● Try it:
Scan the material below for lines with the string "JSON". State how many there are and nothing else.

>>>>

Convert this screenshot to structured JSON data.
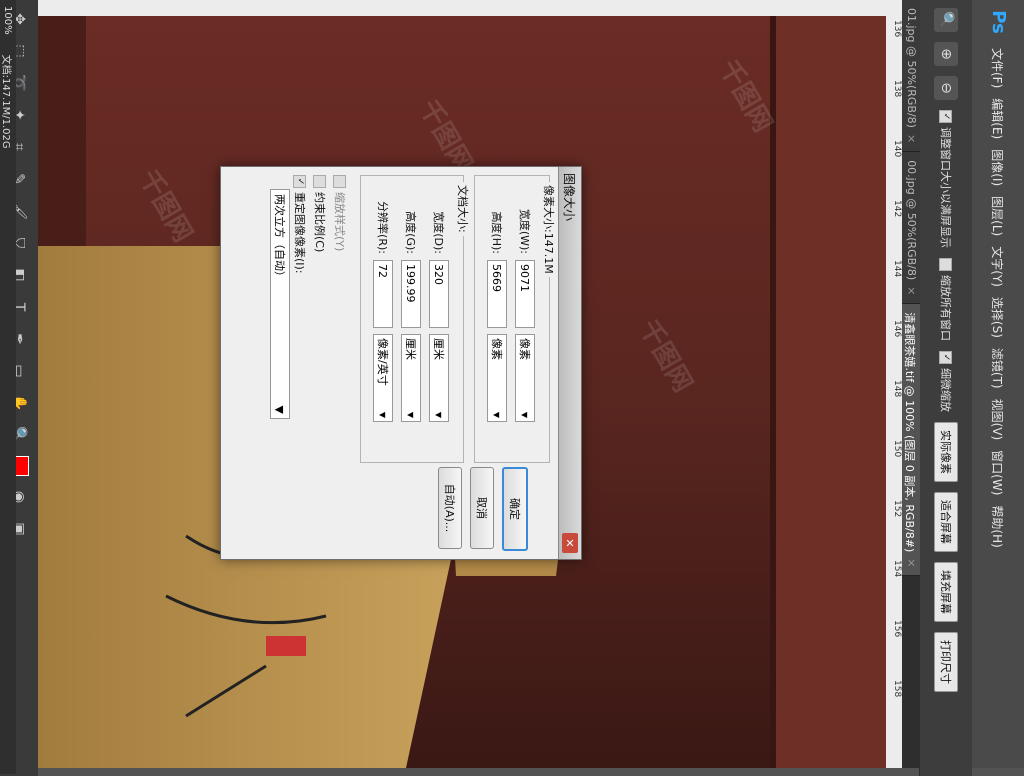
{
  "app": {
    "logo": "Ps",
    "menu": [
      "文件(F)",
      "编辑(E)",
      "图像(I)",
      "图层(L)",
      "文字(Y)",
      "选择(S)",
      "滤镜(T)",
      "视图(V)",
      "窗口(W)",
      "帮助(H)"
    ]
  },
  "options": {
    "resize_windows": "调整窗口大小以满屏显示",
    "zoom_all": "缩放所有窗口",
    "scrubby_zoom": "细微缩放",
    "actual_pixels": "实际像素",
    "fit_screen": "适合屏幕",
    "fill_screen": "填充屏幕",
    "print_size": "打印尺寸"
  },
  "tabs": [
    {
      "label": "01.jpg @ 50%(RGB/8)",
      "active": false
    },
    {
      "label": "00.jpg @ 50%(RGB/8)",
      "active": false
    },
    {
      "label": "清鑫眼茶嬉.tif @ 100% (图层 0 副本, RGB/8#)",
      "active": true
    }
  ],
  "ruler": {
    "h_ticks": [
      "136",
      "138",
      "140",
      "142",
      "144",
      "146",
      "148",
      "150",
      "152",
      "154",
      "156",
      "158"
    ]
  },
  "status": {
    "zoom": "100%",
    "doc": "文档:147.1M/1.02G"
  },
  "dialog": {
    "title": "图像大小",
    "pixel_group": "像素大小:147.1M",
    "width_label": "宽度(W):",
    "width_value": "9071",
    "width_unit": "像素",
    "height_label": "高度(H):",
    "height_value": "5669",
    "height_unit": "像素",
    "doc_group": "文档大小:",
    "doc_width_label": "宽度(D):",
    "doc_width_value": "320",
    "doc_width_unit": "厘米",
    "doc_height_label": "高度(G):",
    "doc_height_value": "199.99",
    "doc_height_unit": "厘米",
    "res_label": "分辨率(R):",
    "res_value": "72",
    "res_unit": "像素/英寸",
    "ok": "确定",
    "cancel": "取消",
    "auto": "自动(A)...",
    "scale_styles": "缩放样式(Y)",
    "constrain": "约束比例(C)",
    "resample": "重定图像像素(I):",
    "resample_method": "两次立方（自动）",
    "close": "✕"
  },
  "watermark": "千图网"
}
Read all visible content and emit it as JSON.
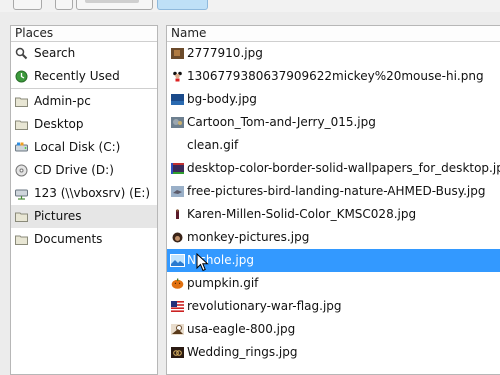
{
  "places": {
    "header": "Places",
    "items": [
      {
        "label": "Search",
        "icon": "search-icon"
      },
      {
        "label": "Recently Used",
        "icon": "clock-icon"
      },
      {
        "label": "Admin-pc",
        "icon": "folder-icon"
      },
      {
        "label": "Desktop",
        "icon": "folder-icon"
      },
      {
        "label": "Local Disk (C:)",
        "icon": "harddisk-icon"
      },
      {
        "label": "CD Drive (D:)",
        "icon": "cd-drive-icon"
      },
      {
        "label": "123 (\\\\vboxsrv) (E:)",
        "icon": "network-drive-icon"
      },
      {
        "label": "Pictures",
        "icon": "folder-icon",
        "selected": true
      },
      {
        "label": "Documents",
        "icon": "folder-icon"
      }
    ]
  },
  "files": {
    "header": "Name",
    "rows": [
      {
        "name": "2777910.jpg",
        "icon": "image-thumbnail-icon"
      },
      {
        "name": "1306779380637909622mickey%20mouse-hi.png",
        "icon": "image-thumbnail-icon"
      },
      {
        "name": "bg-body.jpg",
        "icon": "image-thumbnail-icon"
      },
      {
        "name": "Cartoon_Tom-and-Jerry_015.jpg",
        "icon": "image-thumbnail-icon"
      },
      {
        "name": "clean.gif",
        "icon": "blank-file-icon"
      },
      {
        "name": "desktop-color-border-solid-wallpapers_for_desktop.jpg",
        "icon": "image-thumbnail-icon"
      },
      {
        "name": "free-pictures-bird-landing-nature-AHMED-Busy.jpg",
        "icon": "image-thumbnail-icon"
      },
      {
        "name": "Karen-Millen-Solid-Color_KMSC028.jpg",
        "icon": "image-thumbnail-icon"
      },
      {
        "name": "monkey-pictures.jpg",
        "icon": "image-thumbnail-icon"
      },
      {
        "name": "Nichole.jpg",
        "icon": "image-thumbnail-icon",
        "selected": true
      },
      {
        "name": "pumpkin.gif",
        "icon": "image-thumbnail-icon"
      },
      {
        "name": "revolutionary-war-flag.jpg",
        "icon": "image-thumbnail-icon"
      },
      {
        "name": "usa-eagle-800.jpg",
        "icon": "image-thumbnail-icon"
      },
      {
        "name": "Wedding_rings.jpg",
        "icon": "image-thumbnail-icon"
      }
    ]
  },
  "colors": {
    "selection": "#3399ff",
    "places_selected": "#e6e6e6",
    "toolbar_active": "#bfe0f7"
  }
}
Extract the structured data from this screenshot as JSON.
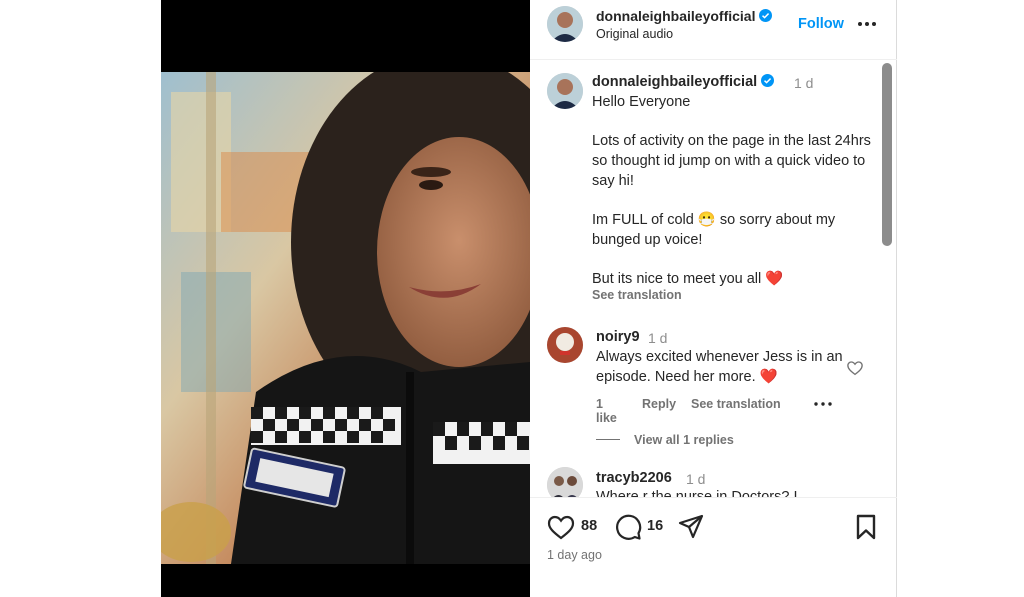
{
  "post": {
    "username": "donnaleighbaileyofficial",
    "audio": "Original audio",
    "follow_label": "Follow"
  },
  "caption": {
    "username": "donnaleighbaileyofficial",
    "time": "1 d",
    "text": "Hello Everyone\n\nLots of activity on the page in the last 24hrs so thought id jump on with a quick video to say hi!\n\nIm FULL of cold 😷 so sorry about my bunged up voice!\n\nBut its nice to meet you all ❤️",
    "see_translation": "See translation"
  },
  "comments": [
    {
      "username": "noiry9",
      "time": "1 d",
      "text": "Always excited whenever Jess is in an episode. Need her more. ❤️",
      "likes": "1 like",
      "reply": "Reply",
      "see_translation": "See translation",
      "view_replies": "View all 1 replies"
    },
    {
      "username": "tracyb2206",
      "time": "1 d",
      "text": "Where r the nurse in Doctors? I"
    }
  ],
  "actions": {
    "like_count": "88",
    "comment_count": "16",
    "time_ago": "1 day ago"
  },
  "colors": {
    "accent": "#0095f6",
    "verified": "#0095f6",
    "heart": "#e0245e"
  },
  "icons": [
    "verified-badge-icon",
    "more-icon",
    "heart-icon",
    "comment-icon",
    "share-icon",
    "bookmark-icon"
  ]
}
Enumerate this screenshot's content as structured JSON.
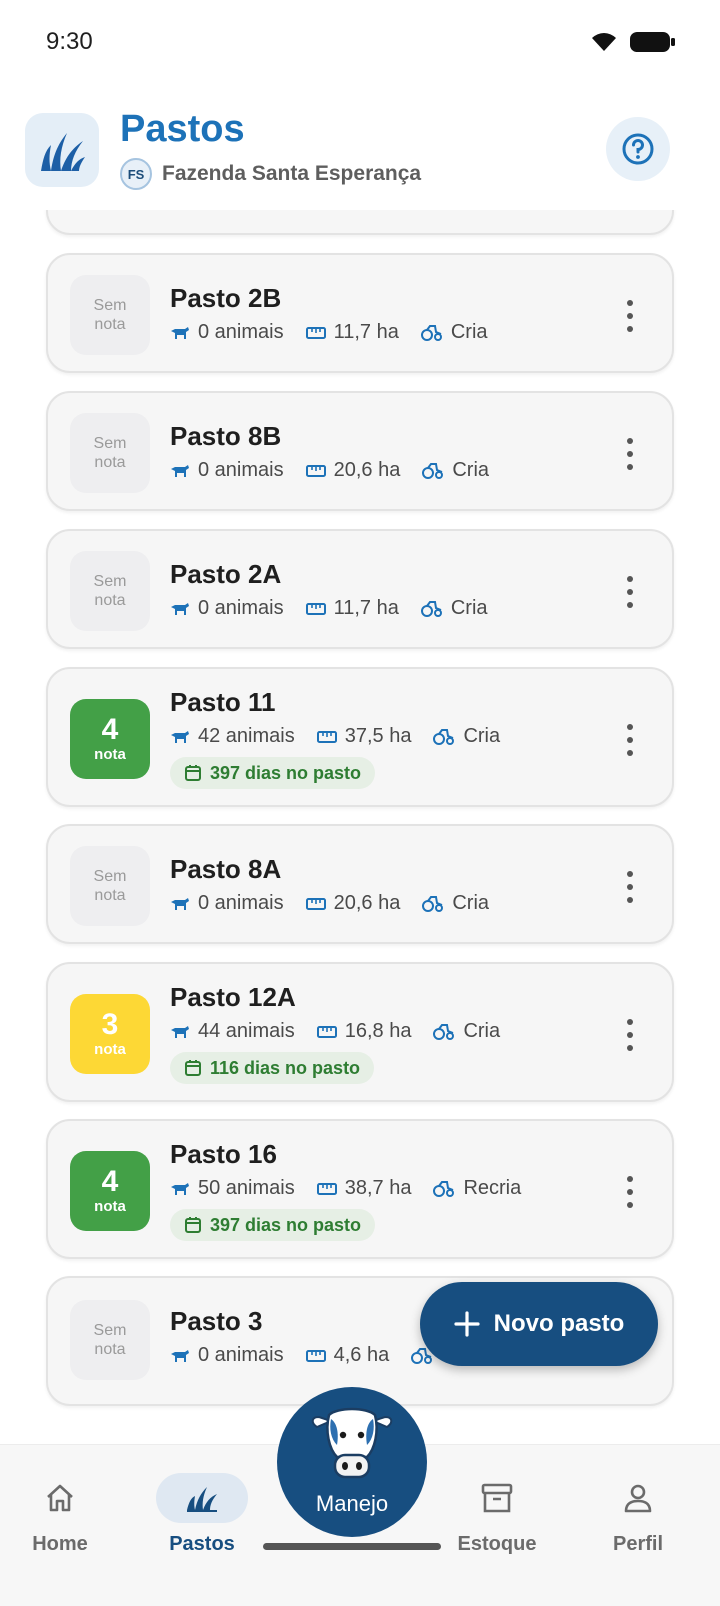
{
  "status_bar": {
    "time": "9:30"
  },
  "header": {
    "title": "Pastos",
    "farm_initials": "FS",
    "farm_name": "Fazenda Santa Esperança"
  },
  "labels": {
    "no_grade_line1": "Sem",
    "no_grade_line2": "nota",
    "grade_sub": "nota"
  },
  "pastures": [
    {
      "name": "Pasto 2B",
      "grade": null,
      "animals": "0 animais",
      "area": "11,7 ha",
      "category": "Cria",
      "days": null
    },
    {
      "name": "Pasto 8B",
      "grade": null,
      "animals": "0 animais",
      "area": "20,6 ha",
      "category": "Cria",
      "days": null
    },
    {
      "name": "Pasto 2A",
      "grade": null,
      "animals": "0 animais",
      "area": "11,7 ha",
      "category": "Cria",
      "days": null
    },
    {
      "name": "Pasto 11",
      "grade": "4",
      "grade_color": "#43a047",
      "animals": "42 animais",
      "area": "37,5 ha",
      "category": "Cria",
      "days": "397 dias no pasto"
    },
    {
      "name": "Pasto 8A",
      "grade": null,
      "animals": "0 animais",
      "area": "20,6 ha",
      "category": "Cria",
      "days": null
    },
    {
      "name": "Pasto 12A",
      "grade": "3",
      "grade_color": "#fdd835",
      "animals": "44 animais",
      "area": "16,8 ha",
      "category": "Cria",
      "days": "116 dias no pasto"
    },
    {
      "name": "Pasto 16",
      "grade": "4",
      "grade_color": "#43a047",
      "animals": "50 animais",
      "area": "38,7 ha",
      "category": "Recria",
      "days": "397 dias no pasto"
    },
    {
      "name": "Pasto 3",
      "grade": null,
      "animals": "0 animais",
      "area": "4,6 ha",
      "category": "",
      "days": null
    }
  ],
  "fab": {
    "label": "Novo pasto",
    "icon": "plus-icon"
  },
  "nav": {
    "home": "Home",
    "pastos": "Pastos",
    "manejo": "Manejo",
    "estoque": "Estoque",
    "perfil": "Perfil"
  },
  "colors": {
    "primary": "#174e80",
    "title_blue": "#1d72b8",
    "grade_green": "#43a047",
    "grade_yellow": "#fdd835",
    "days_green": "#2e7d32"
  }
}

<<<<

● Exercise response:
4